___ SOURCE DATA ___

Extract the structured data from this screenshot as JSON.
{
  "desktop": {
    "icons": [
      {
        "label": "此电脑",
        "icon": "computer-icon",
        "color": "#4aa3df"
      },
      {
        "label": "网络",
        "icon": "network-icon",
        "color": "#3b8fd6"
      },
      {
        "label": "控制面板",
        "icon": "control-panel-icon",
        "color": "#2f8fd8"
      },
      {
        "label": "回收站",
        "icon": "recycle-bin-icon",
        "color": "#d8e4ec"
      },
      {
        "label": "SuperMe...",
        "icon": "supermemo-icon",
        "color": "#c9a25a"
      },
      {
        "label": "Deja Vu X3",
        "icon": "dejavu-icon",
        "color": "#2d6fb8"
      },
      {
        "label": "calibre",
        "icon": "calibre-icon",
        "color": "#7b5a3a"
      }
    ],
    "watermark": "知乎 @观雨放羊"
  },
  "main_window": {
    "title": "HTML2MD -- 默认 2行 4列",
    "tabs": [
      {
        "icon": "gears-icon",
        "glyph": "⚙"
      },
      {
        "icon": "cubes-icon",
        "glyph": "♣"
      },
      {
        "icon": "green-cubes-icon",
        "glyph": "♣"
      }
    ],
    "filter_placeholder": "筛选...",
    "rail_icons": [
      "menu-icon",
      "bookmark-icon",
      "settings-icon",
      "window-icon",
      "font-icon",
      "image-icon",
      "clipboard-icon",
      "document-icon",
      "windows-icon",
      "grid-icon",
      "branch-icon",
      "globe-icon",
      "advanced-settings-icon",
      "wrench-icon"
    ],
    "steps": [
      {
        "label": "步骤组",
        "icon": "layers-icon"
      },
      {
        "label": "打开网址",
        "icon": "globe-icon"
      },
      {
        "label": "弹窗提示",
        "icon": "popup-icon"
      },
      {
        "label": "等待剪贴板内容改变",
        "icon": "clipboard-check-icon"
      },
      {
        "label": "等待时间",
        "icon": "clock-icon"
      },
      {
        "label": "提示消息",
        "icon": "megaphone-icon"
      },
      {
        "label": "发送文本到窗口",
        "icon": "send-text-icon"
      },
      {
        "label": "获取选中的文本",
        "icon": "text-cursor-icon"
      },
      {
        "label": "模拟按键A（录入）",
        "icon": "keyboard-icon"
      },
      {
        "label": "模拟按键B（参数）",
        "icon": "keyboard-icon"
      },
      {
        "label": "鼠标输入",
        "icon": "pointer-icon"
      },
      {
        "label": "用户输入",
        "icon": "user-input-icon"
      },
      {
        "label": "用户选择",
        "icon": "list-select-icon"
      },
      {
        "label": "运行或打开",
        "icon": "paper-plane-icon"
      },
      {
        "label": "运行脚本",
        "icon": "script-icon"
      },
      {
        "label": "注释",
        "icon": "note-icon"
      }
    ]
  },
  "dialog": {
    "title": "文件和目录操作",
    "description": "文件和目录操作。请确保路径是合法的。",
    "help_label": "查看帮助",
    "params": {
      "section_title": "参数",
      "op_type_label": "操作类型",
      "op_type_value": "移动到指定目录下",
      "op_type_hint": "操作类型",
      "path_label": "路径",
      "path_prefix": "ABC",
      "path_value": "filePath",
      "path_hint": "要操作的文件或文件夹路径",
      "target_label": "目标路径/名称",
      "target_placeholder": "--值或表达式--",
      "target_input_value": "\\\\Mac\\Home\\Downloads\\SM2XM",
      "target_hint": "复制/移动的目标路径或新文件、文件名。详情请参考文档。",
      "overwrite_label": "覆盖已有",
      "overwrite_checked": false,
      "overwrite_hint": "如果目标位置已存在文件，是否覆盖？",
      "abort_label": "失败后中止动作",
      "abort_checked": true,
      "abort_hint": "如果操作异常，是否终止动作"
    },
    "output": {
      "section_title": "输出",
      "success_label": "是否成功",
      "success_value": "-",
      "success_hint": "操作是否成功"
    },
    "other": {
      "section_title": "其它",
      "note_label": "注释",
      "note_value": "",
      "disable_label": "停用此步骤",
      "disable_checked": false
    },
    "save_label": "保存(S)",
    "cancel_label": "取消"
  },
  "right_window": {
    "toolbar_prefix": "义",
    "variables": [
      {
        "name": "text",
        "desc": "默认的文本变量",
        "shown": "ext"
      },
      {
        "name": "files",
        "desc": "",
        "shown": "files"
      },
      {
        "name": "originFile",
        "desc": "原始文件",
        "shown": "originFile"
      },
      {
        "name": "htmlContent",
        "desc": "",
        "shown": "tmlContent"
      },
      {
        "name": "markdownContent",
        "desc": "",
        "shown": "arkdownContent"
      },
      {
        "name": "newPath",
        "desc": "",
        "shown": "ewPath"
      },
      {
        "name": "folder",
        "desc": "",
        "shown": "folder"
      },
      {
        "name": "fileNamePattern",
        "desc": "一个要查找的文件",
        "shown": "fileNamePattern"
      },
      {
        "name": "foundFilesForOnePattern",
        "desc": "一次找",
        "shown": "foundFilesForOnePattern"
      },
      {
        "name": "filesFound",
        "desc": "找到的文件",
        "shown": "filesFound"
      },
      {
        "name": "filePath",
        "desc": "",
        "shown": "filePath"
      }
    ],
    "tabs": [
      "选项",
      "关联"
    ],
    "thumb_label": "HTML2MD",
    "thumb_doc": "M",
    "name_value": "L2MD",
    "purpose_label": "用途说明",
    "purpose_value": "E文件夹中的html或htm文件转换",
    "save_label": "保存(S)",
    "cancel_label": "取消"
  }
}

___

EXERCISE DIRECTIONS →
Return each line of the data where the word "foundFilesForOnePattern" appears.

ANSWER FOR THE TASK →
        "name": "foundFilesForOnePattern",
        "shown": "foundFilesForOnePattern"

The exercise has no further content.